Memphis Blues, Cyndi Lauper. The Celebrity Apprentice contestant returns to music with this collection of blues covers and appearances by B.B. King, Jonny Lang, Allen Toussaint, Ann Peebles and Charlie Musselwhite.
Ten, Jason Moran. The musical wunderkind has become the hottest pianist in jazz during the past decade. His new one touches on parts of his career with daring originals, a tip to a hero (Thelonious Monk's Crepuscule With Nellie) a tip to a mentor (Jaki Byard's To Bob Vatel of Paris) and a stretch with Leonard Bernstein's Big Stuff. Daring and dazzling.
The Heart of a Champion, Paul Wall. Don't expect many surprises, but the deep-voiced Houston rapper is a reliable hip-hop workhorse.
Street Songs of Love, Alejandro Escovedo. It's not the monster that his Real Animal was but still another great set that will please the true believers.
Sir Lucious Left Foot: The Son of Chico Dusty, Big Boi. Andre 3000 had the pop hits, but Big Boi was always the better rhymer in OutKast. He steps out on his own here.
Aphrodite, Kylie Minogue. Anything new from the Aussie diva is cause for dance-floor celebration. A wordless, 30-second clip of forthcoming single All the Lovers has fans clamoring for more.
Plays Blues, Ballads and Favorites, Jimmie Vaughan. It's been nine years since guitar wizard Vaughan last released a solo album. This one is a rich old-school rock and blues record, impeccably played.

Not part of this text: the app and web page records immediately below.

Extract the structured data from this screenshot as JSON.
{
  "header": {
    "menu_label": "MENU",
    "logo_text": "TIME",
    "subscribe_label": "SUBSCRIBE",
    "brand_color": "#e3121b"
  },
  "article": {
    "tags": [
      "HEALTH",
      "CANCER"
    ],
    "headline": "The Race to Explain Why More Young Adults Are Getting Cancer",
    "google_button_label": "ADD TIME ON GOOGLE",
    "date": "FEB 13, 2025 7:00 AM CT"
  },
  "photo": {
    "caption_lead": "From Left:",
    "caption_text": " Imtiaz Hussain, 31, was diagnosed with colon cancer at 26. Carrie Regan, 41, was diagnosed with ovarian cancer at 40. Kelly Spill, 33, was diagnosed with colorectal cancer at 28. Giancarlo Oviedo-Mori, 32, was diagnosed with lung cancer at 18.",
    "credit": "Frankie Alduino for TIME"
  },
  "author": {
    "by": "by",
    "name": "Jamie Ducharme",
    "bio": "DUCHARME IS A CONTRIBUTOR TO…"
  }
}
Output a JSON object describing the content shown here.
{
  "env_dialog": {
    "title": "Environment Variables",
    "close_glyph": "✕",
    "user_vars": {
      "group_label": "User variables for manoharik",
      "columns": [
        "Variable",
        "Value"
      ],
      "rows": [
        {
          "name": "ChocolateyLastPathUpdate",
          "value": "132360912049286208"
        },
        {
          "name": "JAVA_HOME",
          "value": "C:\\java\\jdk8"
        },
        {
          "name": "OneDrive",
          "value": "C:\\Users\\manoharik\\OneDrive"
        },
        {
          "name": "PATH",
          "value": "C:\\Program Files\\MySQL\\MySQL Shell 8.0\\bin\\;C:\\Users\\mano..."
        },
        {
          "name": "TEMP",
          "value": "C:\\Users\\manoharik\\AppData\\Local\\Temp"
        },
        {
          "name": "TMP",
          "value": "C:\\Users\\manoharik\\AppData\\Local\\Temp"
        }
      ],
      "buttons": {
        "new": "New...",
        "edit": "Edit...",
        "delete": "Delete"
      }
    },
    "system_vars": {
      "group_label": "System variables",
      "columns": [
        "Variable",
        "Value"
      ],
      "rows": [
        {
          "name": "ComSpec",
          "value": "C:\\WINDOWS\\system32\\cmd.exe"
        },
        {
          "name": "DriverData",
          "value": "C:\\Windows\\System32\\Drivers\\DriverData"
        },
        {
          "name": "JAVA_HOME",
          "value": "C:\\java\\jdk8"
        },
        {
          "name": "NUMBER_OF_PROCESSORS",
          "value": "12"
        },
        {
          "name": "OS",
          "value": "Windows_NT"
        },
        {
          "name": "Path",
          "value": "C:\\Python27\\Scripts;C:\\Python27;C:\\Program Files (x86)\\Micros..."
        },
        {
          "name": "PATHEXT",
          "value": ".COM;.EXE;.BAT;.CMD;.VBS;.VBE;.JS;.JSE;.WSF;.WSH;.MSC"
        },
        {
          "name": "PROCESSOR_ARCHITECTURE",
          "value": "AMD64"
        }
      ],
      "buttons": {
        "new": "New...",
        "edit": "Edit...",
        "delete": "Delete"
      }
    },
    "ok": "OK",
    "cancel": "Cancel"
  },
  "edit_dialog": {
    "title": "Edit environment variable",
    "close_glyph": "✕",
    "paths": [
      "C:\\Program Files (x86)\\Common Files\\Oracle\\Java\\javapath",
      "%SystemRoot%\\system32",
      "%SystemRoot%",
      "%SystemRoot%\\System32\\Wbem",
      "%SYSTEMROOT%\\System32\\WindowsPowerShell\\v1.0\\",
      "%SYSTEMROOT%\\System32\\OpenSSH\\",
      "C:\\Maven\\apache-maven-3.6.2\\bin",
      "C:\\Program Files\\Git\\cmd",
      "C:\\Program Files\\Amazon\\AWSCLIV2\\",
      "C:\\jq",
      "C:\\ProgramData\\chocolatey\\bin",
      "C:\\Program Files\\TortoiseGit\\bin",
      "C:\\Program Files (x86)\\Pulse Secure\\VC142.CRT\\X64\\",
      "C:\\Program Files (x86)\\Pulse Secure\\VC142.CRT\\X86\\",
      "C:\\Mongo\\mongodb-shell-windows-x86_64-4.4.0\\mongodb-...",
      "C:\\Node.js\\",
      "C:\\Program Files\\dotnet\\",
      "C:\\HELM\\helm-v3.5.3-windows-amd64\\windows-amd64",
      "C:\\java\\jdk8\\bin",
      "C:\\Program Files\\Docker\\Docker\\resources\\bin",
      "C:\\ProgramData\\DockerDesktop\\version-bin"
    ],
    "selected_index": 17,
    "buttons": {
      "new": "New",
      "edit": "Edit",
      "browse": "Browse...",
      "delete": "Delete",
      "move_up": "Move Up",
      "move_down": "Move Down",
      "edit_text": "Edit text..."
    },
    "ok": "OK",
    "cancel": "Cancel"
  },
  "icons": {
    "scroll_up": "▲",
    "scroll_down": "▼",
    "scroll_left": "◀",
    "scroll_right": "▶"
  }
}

Dark Night of the Soul, Danger Mouse and Sparklehorse. Widely circulated online, this collaboration between super producer Danger Mouse and the late Mark Linkous is, as billed, somber but beautiful stuff.
100 Miles From Memphis, Sheryl Crow. Life's Detours out of the way, all she wants to do is have some fun again.
Without Regret, Kimberly Caldwell. It's hard to believe this American Idol Season 2 finalist has never released an album. This collection of rock-fueled pop songs is a terrific showcase for her booming, bracing voice.
King Uncaged, T.I. To paraphrase Raising Arizona's parole officer: "Have you learned anything, T.I.? O.K. then."